TASK DIRECTIONS: Please copy each line below that contains the string "folder".

DATA SECTION:
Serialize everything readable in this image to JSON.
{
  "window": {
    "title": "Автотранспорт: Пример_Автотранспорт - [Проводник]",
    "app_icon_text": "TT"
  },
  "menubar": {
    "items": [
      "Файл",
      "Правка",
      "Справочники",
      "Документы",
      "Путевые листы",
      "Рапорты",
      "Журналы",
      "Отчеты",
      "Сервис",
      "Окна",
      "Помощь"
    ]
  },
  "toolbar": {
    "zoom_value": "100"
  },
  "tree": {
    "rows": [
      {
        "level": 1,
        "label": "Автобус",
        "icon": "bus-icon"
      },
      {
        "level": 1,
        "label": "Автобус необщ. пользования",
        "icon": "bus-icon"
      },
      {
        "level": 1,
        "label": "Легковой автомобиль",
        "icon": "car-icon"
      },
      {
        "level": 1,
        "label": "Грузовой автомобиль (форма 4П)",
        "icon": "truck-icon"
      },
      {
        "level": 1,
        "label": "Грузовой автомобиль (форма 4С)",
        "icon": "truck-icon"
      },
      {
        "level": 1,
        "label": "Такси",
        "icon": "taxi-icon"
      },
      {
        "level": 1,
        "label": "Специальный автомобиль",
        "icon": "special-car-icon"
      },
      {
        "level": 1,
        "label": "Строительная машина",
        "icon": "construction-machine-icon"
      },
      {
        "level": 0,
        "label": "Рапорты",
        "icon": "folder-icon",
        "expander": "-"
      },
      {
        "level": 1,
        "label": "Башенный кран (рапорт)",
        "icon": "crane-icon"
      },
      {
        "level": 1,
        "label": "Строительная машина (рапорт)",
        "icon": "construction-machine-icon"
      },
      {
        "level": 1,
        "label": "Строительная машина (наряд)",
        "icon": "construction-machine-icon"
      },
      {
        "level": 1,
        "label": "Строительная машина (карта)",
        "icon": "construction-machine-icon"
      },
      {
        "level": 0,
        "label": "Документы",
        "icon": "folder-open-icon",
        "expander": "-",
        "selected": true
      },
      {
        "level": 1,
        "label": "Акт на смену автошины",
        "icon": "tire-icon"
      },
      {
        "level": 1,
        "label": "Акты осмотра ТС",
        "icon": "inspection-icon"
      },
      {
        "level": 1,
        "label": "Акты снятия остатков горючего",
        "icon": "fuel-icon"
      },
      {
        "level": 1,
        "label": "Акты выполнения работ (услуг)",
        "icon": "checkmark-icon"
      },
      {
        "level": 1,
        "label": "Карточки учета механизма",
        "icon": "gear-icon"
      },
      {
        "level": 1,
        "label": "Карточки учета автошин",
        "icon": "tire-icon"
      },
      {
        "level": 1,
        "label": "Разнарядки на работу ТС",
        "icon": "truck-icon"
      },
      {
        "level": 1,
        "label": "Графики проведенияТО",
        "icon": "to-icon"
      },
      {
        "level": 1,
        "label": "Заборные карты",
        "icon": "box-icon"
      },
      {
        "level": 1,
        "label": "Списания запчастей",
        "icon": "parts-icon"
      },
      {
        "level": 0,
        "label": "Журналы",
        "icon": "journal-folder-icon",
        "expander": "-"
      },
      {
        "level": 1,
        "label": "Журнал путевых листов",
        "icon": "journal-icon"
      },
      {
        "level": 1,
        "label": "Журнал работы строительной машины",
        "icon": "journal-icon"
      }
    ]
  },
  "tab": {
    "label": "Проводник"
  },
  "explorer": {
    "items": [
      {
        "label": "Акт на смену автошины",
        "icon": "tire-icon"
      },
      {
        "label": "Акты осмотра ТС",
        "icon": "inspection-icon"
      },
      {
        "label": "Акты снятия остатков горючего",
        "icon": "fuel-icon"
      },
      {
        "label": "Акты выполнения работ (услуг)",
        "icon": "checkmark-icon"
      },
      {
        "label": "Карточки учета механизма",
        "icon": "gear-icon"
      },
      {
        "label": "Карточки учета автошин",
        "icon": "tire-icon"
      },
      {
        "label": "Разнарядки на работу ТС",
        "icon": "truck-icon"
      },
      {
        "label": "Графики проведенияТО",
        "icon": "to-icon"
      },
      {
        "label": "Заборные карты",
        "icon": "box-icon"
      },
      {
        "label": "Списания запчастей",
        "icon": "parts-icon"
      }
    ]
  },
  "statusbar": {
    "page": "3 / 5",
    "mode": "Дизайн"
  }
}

EXPECTED ANSWER:
        "icon": "folder-icon",
        "icon": "folder-open-icon",
        "icon": "journal-folder-icon",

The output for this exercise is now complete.